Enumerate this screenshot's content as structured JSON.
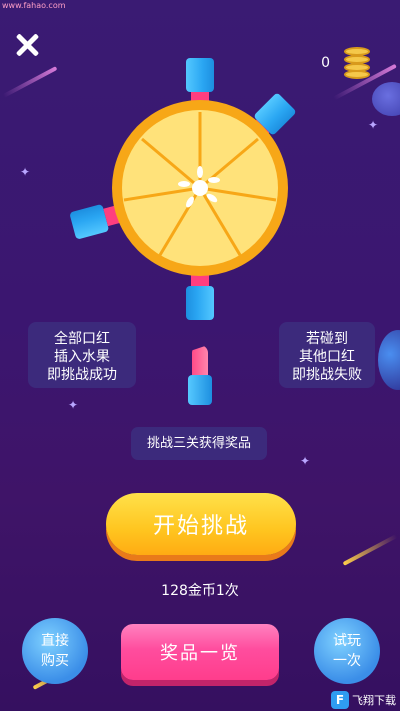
{
  "watermark": "www.fahao.com",
  "coins": {
    "count": "0",
    "icon": "coin-stack-icon"
  },
  "close_icon": "close-icon",
  "left_rule": [
    "全部口红",
    "插入水果",
    "即挑战成功"
  ],
  "right_rule": [
    "若碰到",
    "其他口红",
    "即挑战失败"
  ],
  "challenge_tag": "挑战三关获得奖品",
  "start_button": "开始挑战",
  "cost_text": "128金币1次",
  "direct_buy": [
    "直接",
    "购买"
  ],
  "prize_list": "奖品一览",
  "try_once": [
    "试玩",
    "一次"
  ],
  "logo": {
    "mark": "F",
    "text": "飞翔下载"
  },
  "colors": {
    "background": "#3b1670",
    "lemon_rind": "#f7a717",
    "lemon_flesh": "#ffe27a",
    "lipstick_blue": "#2aa6f2",
    "lipstick_pink": "#ff3e7f",
    "start_button": "#ffc51f",
    "prize_button": "#ff4d9e"
  }
}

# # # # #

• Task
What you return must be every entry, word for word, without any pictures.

• Solution to this task
Enumerate this screenshot's content as structured JSON.
{
  "watermark": "www.fahao.com",
  "coins": {
    "count": "0",
    "icon": "coin-stack-icon"
  },
  "close_icon": "close-icon",
  "left_rule": [
    "全部口红",
    "插入水果",
    "即挑战成功"
  ],
  "right_rule": [
    "若碰到",
    "其他口红",
    "即挑战失败"
  ],
  "challenge_tag": "挑战三关获得奖品",
  "start_button": "开始挑战",
  "cost_text": "128金币1次",
  "direct_buy": [
    "直接",
    "购买"
  ],
  "prize_list": "奖品一览",
  "try_once": [
    "试玩",
    "一次"
  ],
  "logo": {
    "mark": "F",
    "text": "飞翔下载"
  },
  "colors": {
    "background": "#3b1670",
    "lemon_rind": "#f7a717",
    "lemon_flesh": "#ffe27a",
    "lipstick_blue": "#2aa6f2",
    "lipstick_pink": "#ff3e7f",
    "start_button": "#ffc51f",
    "prize_button": "#ff4d9e"
  }
}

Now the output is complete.